#### [What you should do]
A line belongs in the answer if it contains "JSON"; copy every such line from the entries below.

#### [Excerpted data]
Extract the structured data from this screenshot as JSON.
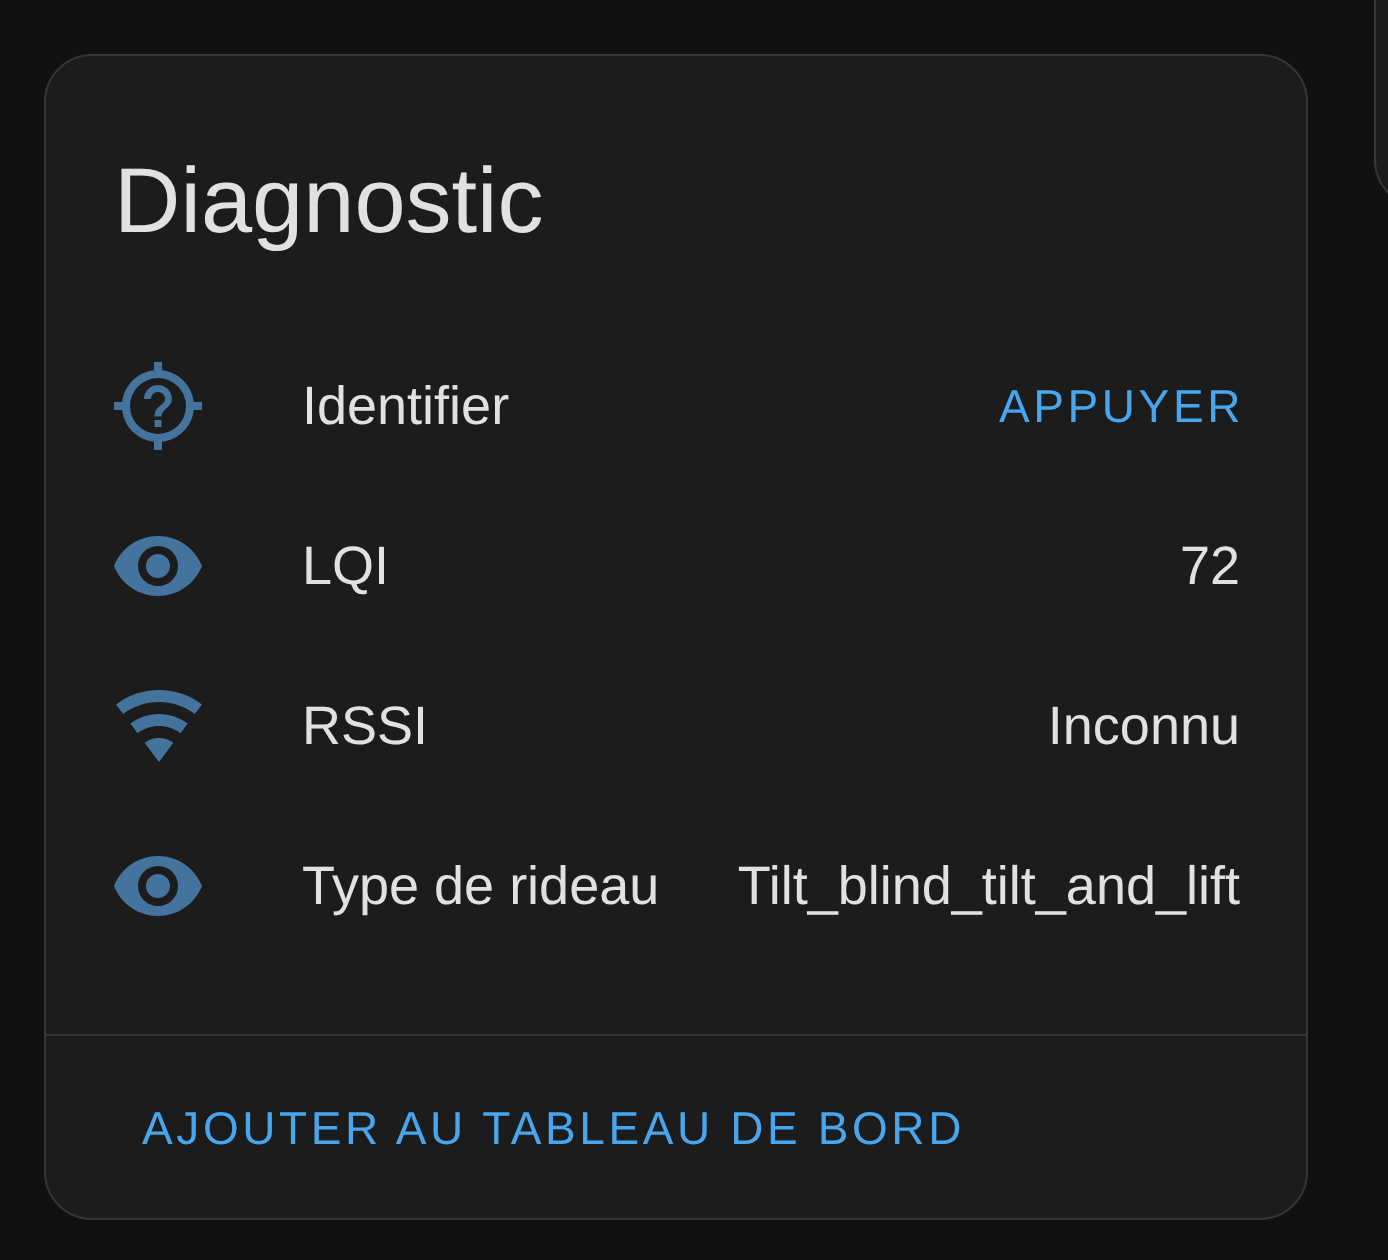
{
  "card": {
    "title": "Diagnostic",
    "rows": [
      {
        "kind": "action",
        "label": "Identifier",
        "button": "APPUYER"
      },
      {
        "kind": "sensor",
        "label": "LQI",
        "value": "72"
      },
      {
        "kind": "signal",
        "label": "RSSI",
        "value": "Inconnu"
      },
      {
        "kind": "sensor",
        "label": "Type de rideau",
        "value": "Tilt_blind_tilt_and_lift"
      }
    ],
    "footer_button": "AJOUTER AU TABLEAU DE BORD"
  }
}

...

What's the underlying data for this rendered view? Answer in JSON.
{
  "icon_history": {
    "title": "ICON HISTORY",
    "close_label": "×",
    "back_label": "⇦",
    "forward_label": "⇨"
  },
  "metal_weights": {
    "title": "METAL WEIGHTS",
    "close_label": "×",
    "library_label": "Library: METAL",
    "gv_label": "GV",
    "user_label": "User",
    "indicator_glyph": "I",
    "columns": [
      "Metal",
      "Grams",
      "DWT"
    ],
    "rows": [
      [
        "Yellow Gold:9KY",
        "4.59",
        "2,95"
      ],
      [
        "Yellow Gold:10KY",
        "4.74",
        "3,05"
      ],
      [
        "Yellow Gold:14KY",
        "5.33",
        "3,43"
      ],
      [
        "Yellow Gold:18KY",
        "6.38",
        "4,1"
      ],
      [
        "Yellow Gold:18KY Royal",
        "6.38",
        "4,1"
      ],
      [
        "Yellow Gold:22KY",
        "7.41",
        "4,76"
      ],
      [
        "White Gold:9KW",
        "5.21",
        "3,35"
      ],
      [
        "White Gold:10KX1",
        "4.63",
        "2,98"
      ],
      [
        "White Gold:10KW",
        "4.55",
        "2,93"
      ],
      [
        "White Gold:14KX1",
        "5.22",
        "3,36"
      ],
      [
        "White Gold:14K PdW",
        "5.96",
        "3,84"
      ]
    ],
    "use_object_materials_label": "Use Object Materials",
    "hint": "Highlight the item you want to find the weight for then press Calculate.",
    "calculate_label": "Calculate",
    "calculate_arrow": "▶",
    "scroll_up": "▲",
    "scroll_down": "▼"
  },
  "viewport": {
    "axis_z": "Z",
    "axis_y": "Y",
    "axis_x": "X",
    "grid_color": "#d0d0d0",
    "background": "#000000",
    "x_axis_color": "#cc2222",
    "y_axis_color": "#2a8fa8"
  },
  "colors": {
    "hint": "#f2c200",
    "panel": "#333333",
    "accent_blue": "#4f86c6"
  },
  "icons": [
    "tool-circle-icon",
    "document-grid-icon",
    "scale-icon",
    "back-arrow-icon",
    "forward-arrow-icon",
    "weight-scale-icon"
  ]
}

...

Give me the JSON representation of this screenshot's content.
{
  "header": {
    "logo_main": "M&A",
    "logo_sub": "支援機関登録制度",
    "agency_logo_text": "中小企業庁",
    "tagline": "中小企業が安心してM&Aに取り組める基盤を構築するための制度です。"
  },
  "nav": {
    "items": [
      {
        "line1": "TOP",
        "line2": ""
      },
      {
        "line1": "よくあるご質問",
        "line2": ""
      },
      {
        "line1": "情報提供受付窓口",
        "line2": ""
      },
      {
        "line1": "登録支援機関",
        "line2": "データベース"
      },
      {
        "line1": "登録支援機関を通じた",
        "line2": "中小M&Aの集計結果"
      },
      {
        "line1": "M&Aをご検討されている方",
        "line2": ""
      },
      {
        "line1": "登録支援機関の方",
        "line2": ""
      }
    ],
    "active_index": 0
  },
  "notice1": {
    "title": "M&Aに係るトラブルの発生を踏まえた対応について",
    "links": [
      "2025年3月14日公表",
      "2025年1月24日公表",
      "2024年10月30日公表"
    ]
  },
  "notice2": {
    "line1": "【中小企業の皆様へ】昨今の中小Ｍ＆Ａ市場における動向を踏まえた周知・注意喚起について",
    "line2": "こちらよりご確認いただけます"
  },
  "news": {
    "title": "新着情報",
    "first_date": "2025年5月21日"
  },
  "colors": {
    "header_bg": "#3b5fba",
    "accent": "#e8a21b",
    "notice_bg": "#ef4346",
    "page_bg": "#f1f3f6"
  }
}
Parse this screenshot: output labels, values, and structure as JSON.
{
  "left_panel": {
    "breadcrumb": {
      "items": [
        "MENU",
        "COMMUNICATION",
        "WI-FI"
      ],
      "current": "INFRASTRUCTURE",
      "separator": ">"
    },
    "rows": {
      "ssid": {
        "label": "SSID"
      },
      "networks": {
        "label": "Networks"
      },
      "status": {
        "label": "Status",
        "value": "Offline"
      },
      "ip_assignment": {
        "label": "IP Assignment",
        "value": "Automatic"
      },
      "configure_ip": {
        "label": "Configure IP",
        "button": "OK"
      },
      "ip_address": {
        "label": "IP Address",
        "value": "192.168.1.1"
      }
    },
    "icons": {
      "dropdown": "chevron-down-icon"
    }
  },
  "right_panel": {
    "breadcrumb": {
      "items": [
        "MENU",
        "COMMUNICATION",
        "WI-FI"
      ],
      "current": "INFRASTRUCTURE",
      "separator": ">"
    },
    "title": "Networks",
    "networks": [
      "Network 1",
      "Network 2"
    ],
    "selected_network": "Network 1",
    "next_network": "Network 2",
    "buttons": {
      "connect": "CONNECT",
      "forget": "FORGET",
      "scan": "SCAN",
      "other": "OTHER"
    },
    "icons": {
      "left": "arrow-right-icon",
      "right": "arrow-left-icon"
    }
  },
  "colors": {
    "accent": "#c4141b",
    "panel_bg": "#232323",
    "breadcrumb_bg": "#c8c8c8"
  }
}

#### [Answer section]
Extract the structured data from this screenshot as JSON.
What's the underlying data for this rendered view? Answer in JSON.
Give me the JSON representation of this screenshot's content.
Parse this screenshot: output labels, values, and structure as JSON.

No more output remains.